Aotearoa New Zealand has a long-standing association with the work of Dorothy Heathcote, who was patron of the drama subject society Drama NZ (NZADIE) until her death in 2011. Heathcote’s visits to the country in the 1970s and 1980s had a profound influence on the children, teachers and academics who worked with her as well as on the direction of curriculum development in this country (Holland & O’Connor 2004). It was on her visits to Aotearoa New Zealand that Heathcote first developed what would later become her Mantle of the Expert approach.
Over the years increasing numbers of teachers around NZ have studied the Mantle of the Expert approach through university courses and in-service professional development. Increasing numbers of individual teachers now use Mantle of the Expert regularly in their classrooms, and more and more schools are embedding Dramatic Inquiry (including Mantle of the Expert) within their local curriculum.
This is an exciting time for Mantle of the Expert in New Zealand. We have a curriculum that encourages teachers to explore new and innovative pedagogies with key competencies at the forefront. We're also seeing a new focus on localised curriculum, including the teaching of local stories and histories. And, of course there's an urgent need to prepare our young people for the uncertainties and 'wicked problems' faced by humans around the globe. With Mantle of the Expert to make teaching and learning integrated, authentic, and engaging we can help learners to become creative, critical, empathic and collaborative citizens of the twenty-first century.

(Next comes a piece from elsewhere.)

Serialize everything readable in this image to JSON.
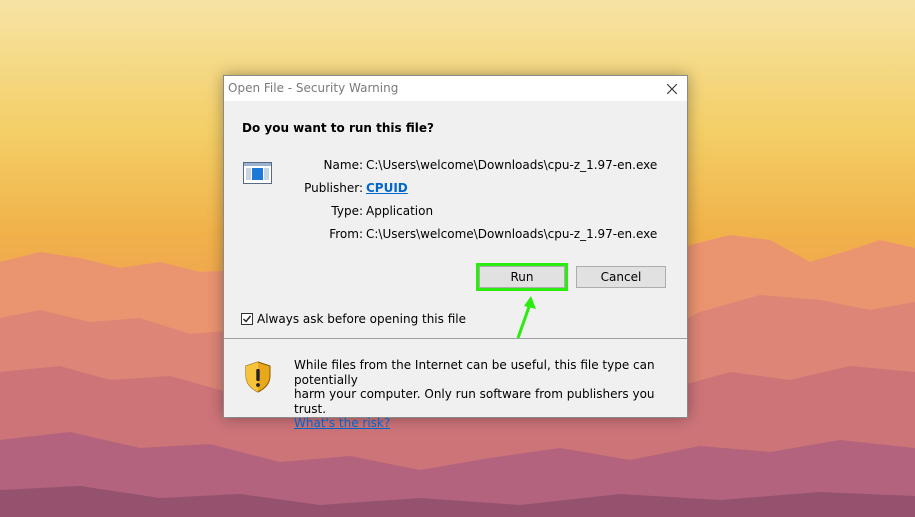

by Dr Viv Aitken. Adapted from NZ Education Review article July 3 2009.
Forester, K. Call in the Experts TES Magazine, 19 May 2006
Holland, C. & O’Connor, P. (2004) Like Writing off the paper: Report on Student learning in the arts NZ Ministry of Education: Research Division
Other quotes sourced from www.mantleoftheexpert.com.
What do teachers say?
To me it is a very important form of inquiry learning. Using drama – kids develop more empathy when studying countries or scientific ideas or whatever. It's that empathy that I've really come to appreciate. You just don’t get that through any other form of inquiry.
RM - Primary school teacher
One of the features is that it steps children up into leadership and being more grown up. They don’t just talk about being an expert – they become an expert. Power sharing is huge. It allows children to go down pathways as experts and that is rare for children to have so much power.
GG - Deputy Principal
It encompasses everything about the ‘effective teacher profile’ … Co-construction, student voice and the acknowledgement of cultural capital and prior knowledge. This is so key - particularly for our Māori and Pasifika students - to believe their own knowledge base is important.
KW - High School teacher
I have used Mantle to achieve accelerated literacy results at my school and I am currently working alongside two teachers who are really excited to be using this unique pedagogy that not only engages students but achieves academic results.
SB Deputy Principal
Where can I read more?
Mantle of the Expert - a brief introduction from Fraser, Aitken & Whyte Connecting Curriculum, Linking Learning Wellington: NZCER.
A Beginner's Guide to Mantle of the Expert (Taylor, 2016)